Mark Sable, Jesus Saiz and Jimmy Palmiotti’s 2007 series Two-Face: Year One miniseries had an uphill climb from the get-go.
Saiz is a decent artist (that is, he’s very competent, which makes him seem pretty brilliant in the context of 2007 DC superhero art), but while his layouts and drawings are all solid and readable, he lacks the flare and style of the artists that the story he’s been assigned to draw constantly references.
As I talked about the other day, this story is set during Harvey Dent’s transformation from crusading district attorney to deformed supervillain, and rather than overwriting or contradicting the previous stories on the subject matter, it seems to take place during them—repeating (and thus rewriting and redrawing some scenes), and filling in blanks you probably didn’t even know were there.
So this is set during the Holiday killings of Batman: The Long Halloween (and the emergence of Gotham’s criminal “freak” scene during Long Halloween and Dark Victory), which was set during “Batman: Year One.”
Saiz is good, but he’s not Tim Sale, nor is he David Mazzucchelli.

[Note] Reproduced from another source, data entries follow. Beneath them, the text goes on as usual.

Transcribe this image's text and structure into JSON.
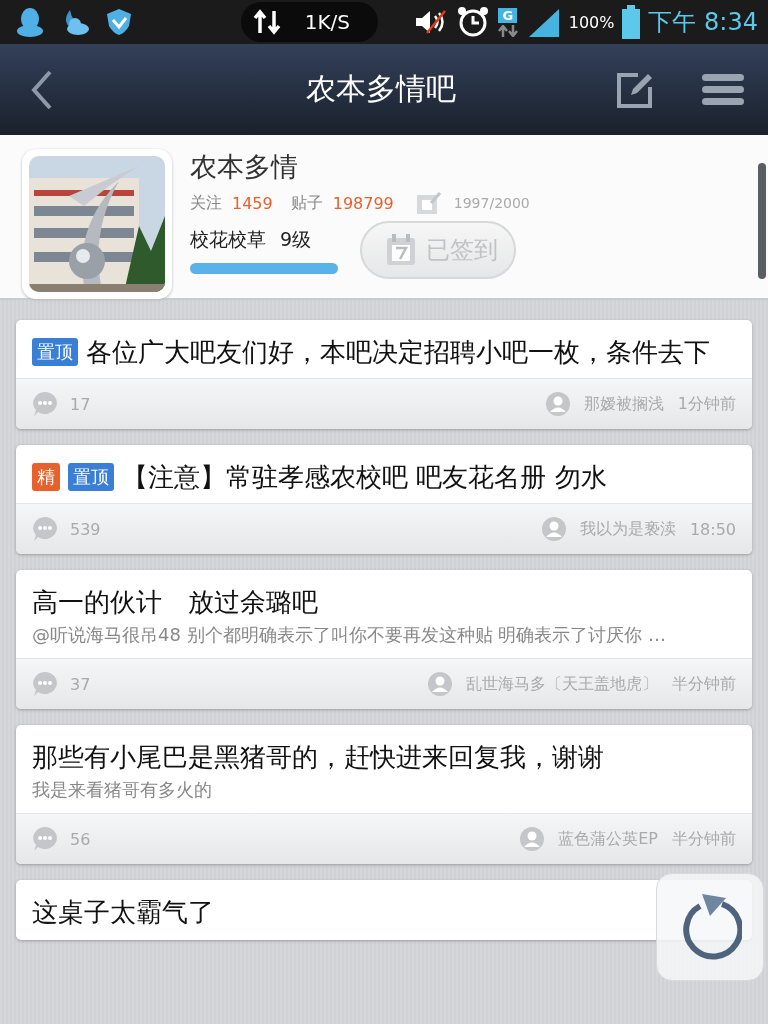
{
  "status_bar": {
    "speed": "1K/S",
    "battery": "100%",
    "time": "下午 8:34",
    "network": "G"
  },
  "nav": {
    "title": "农本多情吧"
  },
  "forum": {
    "name": "农本多情",
    "follow_label": "关注",
    "follow_count": "1459",
    "posts_label": "贴子",
    "posts_count": "198799",
    "sign_count": "1997/2000",
    "rank": "校花校草",
    "level_text": "9级",
    "sign_button": {
      "label": "已签到",
      "signed": true
    }
  },
  "posts": [
    {
      "tags": [
        {
          "label": "置顶",
          "color": "#3a7fd5"
        }
      ],
      "title": "各位广大吧友们好，本吧决定招聘小吧一枚，条件去下",
      "replies": "17",
      "author": "那嫒被搁浅",
      "time": "1分钟前"
    },
    {
      "tags": [
        {
          "label": "精",
          "color": "#e8602c"
        },
        {
          "label": "置顶",
          "color": "#3a7fd5"
        }
      ],
      "title": "【注意】常驻孝感农校吧 吧友花名册 勿水",
      "replies": "539",
      "author": "我以为是亵渎",
      "time": "18:50"
    },
    {
      "title": "高一的伙计　放过余璐吧",
      "summary": "@听说海马很吊48 别个都明确表示了叫你不要再发这种贴 明确表示了讨厌你 …",
      "replies": "37",
      "author": "乱世海马多〔天王盖地虎〕",
      "time": "半分钟前"
    },
    {
      "title": "那些有小尾巴是黑猪哥的，赶快进来回复我，谢谢",
      "summary": "我是来看猪哥有多火的",
      "replies": "56",
      "author": "蓝色蒲公英EP",
      "time": "半分钟前"
    },
    {
      "title": "这桌子太霸气了"
    }
  ]
}
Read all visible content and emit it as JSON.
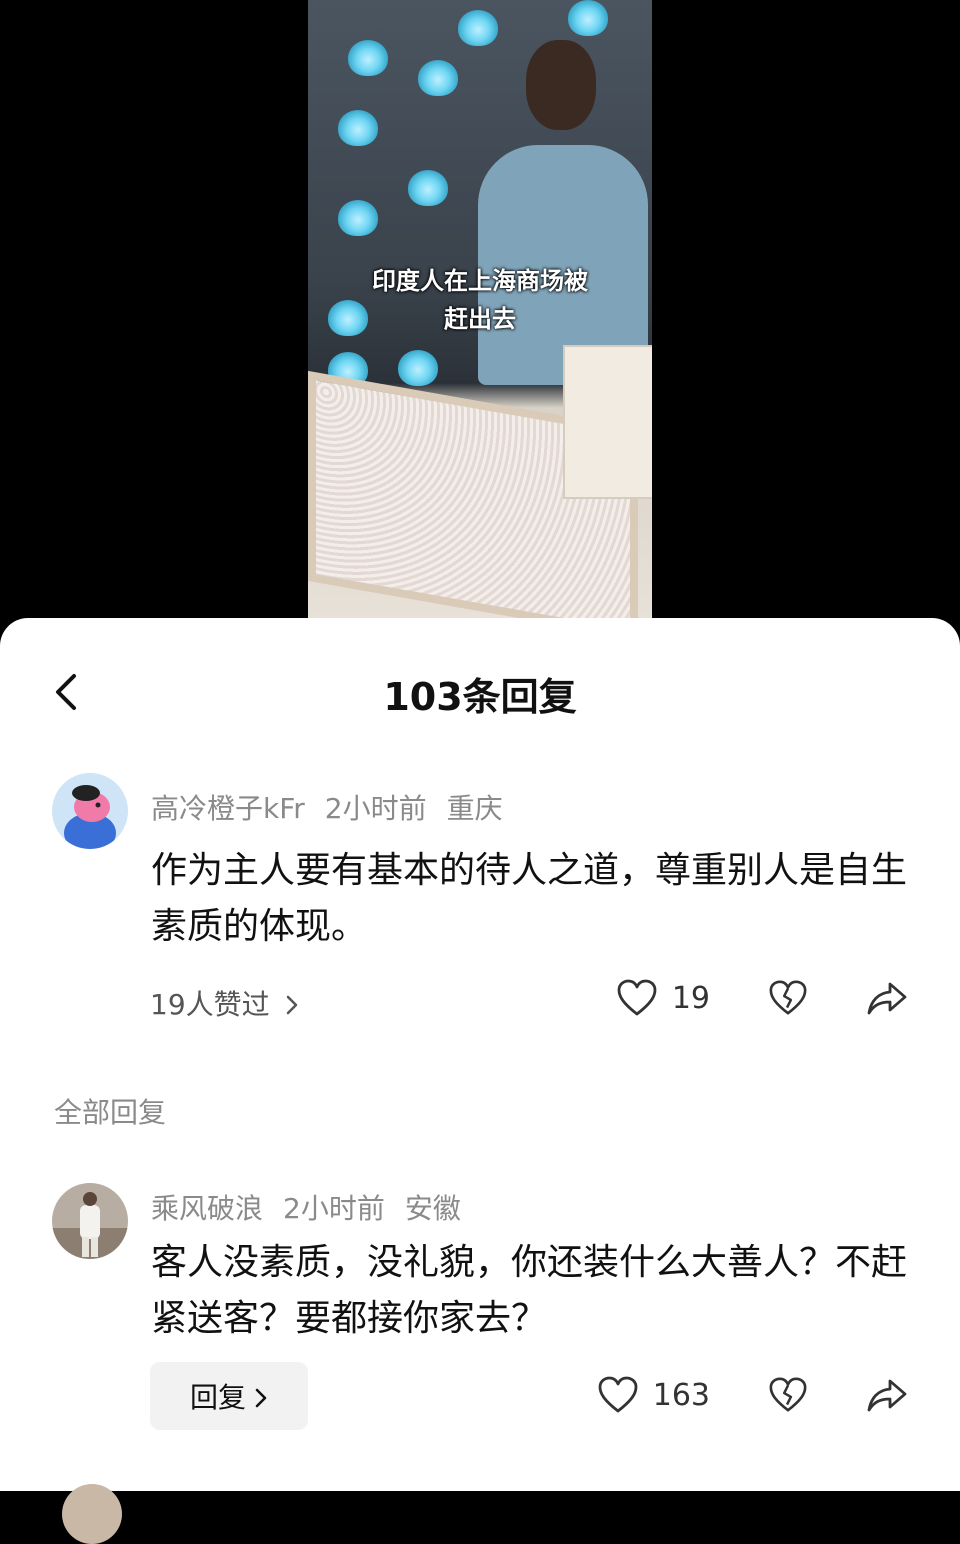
{
  "video": {
    "caption_line1": "印度人在上海商场被",
    "caption_line2": "赶出去"
  },
  "sheet": {
    "title": "103条回复",
    "back_icon": "chevron-left-icon"
  },
  "main_comment": {
    "username": "高冷橙子kFr",
    "time": "2小时前",
    "location": "重庆",
    "text": "作为主人要有基本的待人之道，尊重别人是自生素质的体现。",
    "liked_by": "19人赞过",
    "likes": "19"
  },
  "section_label": "全部回复",
  "reply_comment": {
    "username": "乘风破浪",
    "time": "2小时前",
    "location": "安徽",
    "text": "客人没素质，没礼貌，你还装什么大善人？不赶紧送客？要都接你家去？",
    "reply_button": "回复",
    "likes": "163"
  },
  "colors": {
    "accent_text": "#111111",
    "meta_text": "#8a8a8a",
    "button_bg": "#f2f2f2"
  }
}
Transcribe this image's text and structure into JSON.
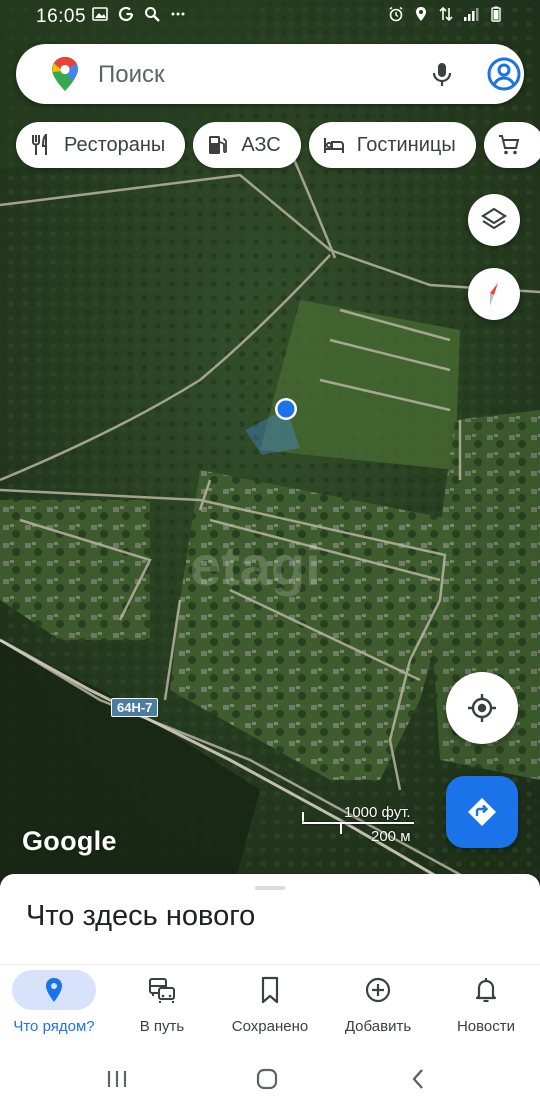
{
  "status_bar": {
    "time": "16:05",
    "left_icons": [
      "image-icon",
      "google-g-icon",
      "search-icon",
      "more-dots-icon"
    ],
    "right_icons": [
      "alarm-icon",
      "location-icon",
      "data-arrows-icon",
      "signal-icon",
      "battery-icon"
    ]
  },
  "search": {
    "placeholder": "Поиск",
    "icons": [
      "maps-pin-icon",
      "mic-icon",
      "account-icon"
    ]
  },
  "chips": [
    {
      "label": "Рестораны",
      "icon": "restaurant-icon"
    },
    {
      "label": "АЗС",
      "icon": "gas-station-icon"
    },
    {
      "label": "Гостиницы",
      "icon": "hotel-icon"
    },
    {
      "label": "",
      "icon": "shopping-cart-icon"
    }
  ],
  "map": {
    "watermark": "etagi",
    "route_badge": "64Н-7",
    "attribution": "Google",
    "scale_imperial": "1000 фут.",
    "scale_metric": "200 м",
    "buttons": [
      "layers-icon",
      "compass-icon",
      "my-location-icon",
      "directions-icon"
    ]
  },
  "sheet": {
    "title": "Что здесь нового"
  },
  "bottom_nav": {
    "active": 0,
    "items": [
      {
        "label": "Что рядом?",
        "icon": "explore-pin-icon"
      },
      {
        "label": "В путь",
        "icon": "commute-icon"
      },
      {
        "label": "Сохранено",
        "icon": "bookmark-icon"
      },
      {
        "label": "Добавить",
        "icon": "add-circle-icon"
      },
      {
        "label": "Новости",
        "icon": "bell-icon"
      }
    ]
  },
  "system_nav": [
    "recents-icon",
    "home-icon",
    "back-icon"
  ],
  "colors": {
    "accent": "#1a73e8",
    "chip_bg": "#ffffff",
    "forest_dark": "#1e2e1a",
    "field": "#4a6a36"
  }
}
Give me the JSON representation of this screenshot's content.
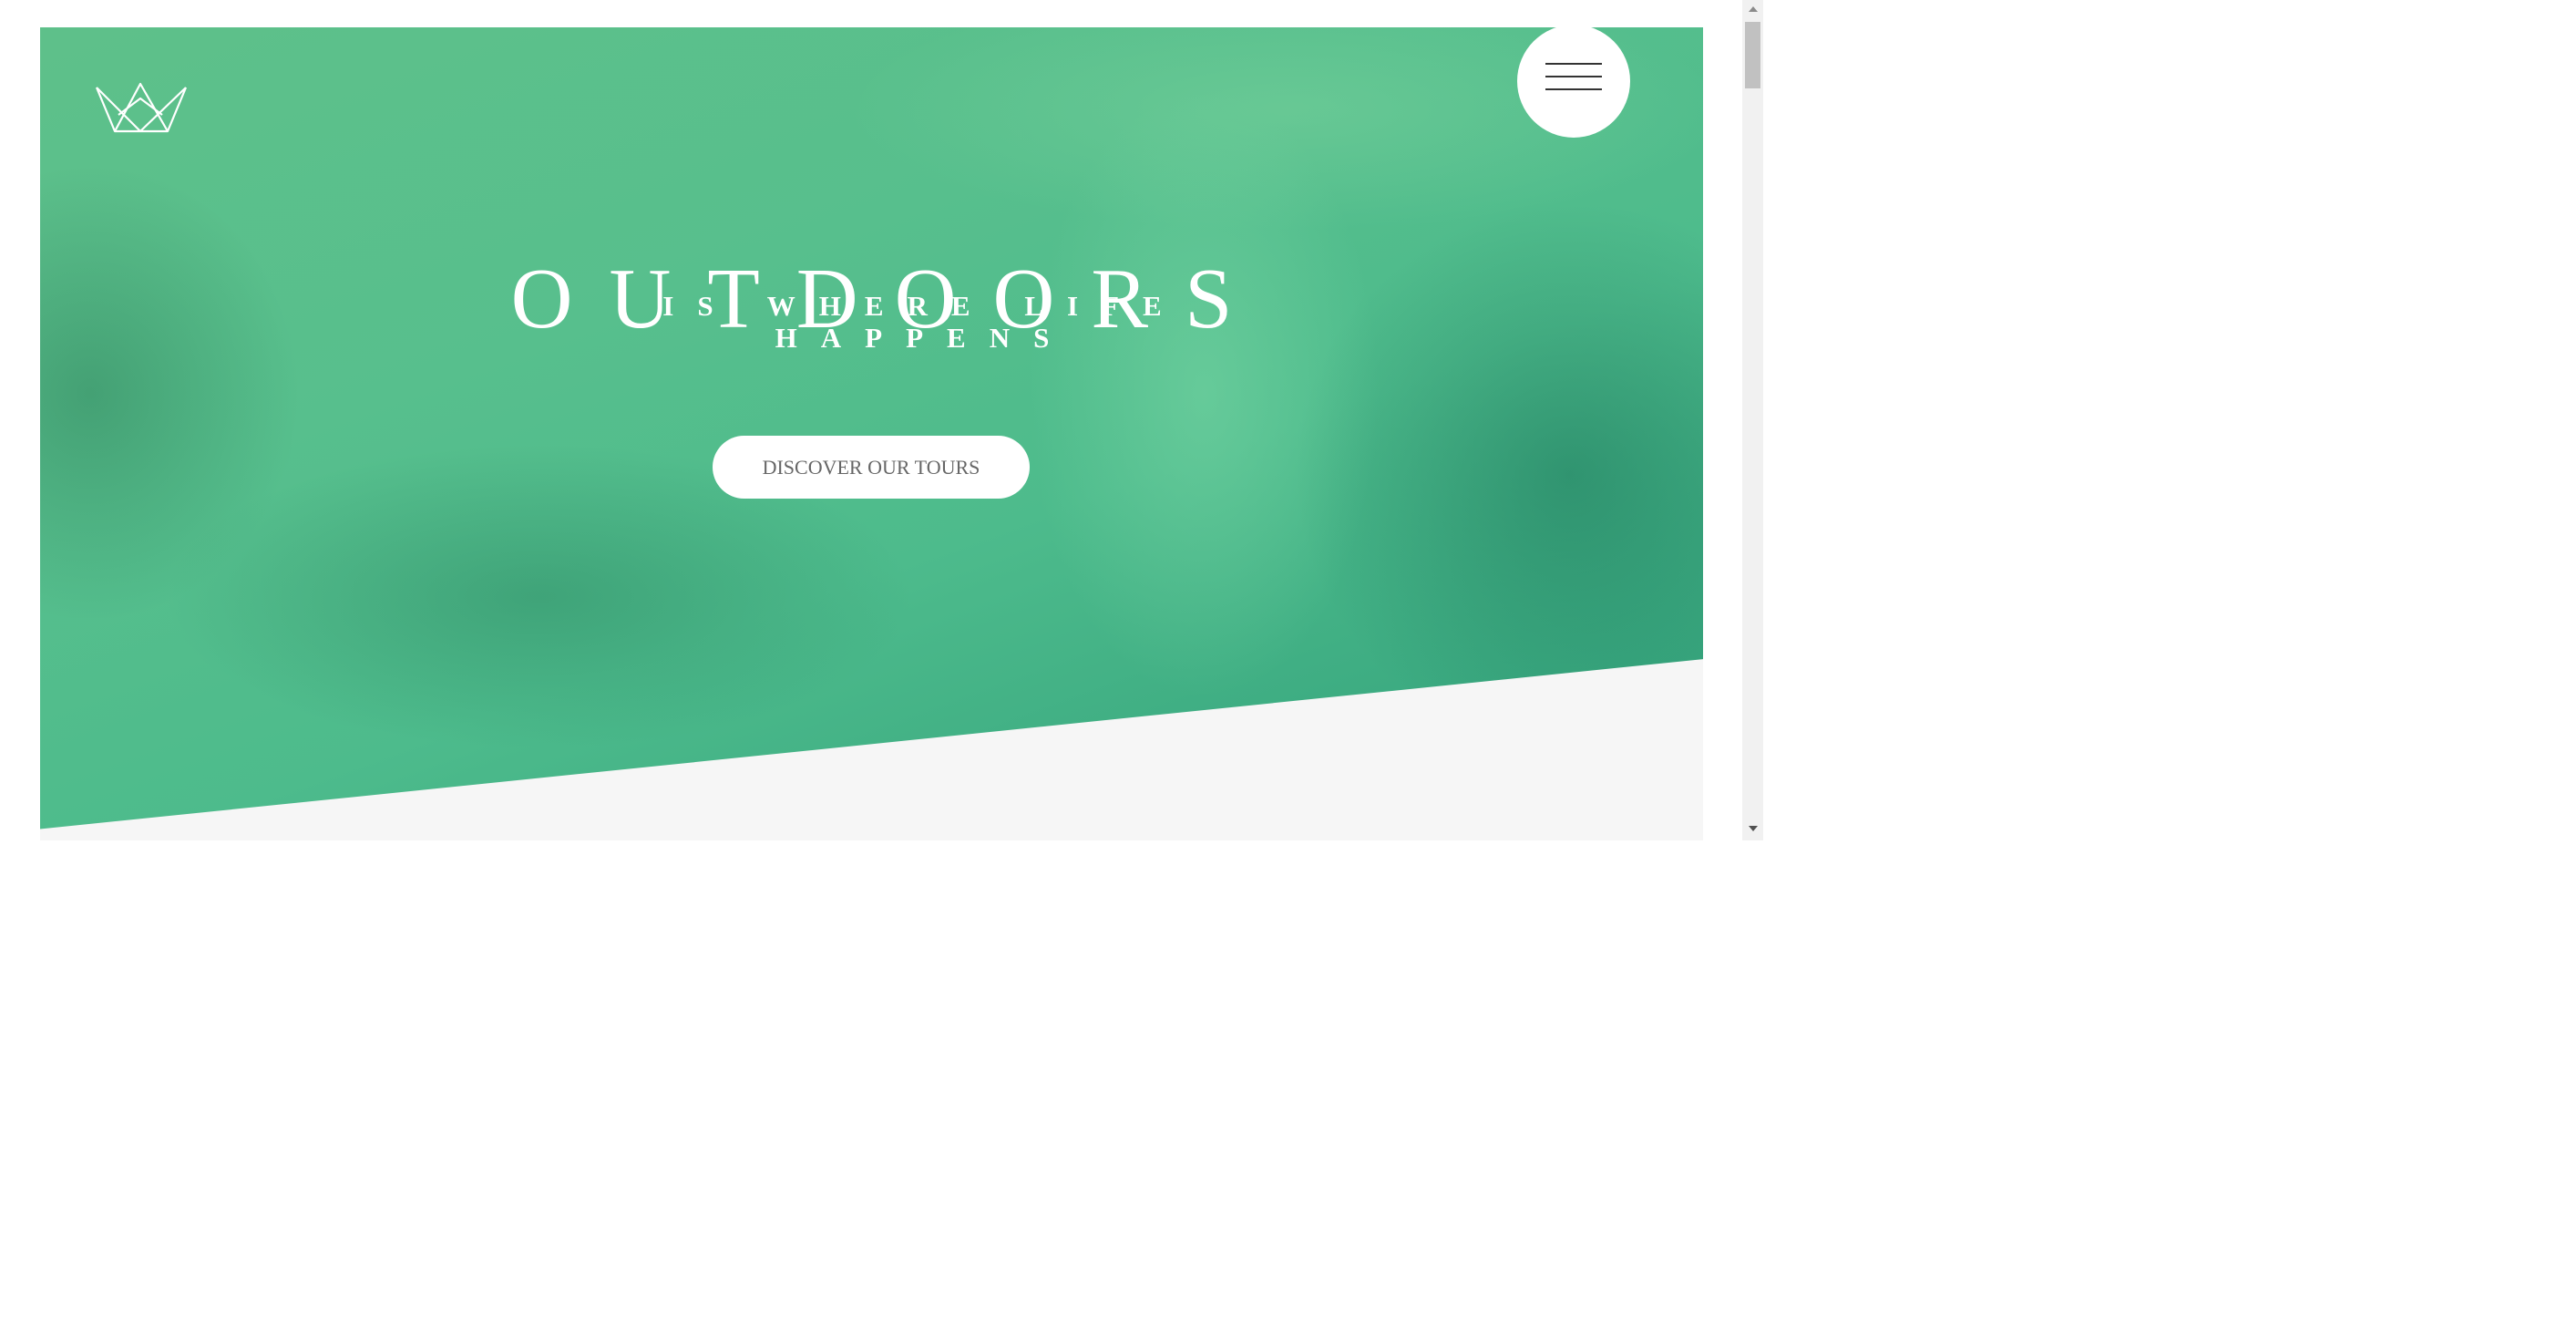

It probably doesn’t help either that the two issues of the miniseries had some pretty great and rather inspired cover art by Mark Chiarello——or that DC decided to collect it with Year One: Batman Scarecrow, so Saiz is following the highly stylized Murphy.
Sable’s script is pretty much a textbook case of how not to do serial comic book continuity. Re-telling stories, even ones that are less than ten years old, isn’t, in and of itself, a bad thing—the case could be made that retelling Long Halloween to focus on Dent/Two-Face, excising the bits that don’t pertain to him, and emphasizing the parts that do by showing them through his eyes.
But Sable and/or Saiz and/or their editors (with whom the buck for this sort of problem should stop with), seem obsessed with fitting this into existing continuity, but they go ahead and keep making mistakes.
Several characters introduced to the Batman franchise in the late ‘90s, mostly during Greg Rucka’s run and given greater exposure as part of the ensemble of Gotham Central, appear here.
Was Harvey Bullock already on the force back then? And Maggie Sawyer moved from Metropolis to Gotham City to join the GCPD during the first year that Batman and Superman were active (only to move back to Metropolis for many years, only to move back to Gotham again? And Crispus Allen?
Similarly, Two-Face’s gang, consisting of all the name villains who were around at the time, includes some characters who were absent from Long Halloween and shouldn’t make their debuts until much, much later in Batman’s history, like Clayface II Matt Hagen (1961, in a story featuring Robin), and Man-Bat (1970, in a story set after Batman had worked for years with Robin and Batgirl), Killer Croc (1983, in a story featuring Robin Jason Todd) and The Ventriloquist (1988, after Batman had been through two Robins).Those characters mostly just mill around in backgrounds, getting maybe a line or four between them, but their presence contributes to the weird confusion of a story supposedly set so many years ago, at the start of Batman and Two-Face’s careers. Heck, there’s even a scene set in The Penguin’s club The Iceberg Lounge, in which he makes it sound like he’s the kingpin of Gotham organized crime, a role he wouldn’t take on until the mid-1990’s.
Basically, it’s a Year One book that seems set during Year Nine or Ten, and while it might be tempting to quit worrying about the continuity and enjoy the story on its own terms, that’s fairly impossible given the fact that the book’s raison d’etre—revealing the origin of a long-time comic book character—is to establish continuity, and Sable goes so far as to have characters from Long Halloween wander in and out of the book, and references being made over and over to the events of that book.
I rarely managed to go a few pages without trying to remember what exactly happened in Long Halloween, where I should know this or that character from, and wondering why characters from so “late” in the Batman mega-story were appearing so early.
That, and thinking things like, “Wow, I like the way Tim Sale draws a board full of Holiday suspects better than the way Saiz does.”
There’s not really much new to the story, either. What doesn’t seem borrowed and expanded on from Long Halloween seems to be covering the same ground that was covered in the two-part Batman: The Animated Series episode that introduced Two-Face.
My favorite part of the whole story is this one, though, where the SWAT team storms Two-Face’s hideout in the Penguin’s club, guns blazing, shooting-to-kill.Naturally they miss every single one of the villains, but manage to take out Scarecrow’s horse, one of Two-Face’s thugs, someone’s moll and even an innocent bystanding penguin.
A few pages later, there’s a scene of police and paramedics rounding up the badguys, and we see an uninjured Joker and Riddler, a wounded Ventriloquist and Scarface and that poor penguin, floating face down in its pool. Crime doesn't pay, you filthy bird!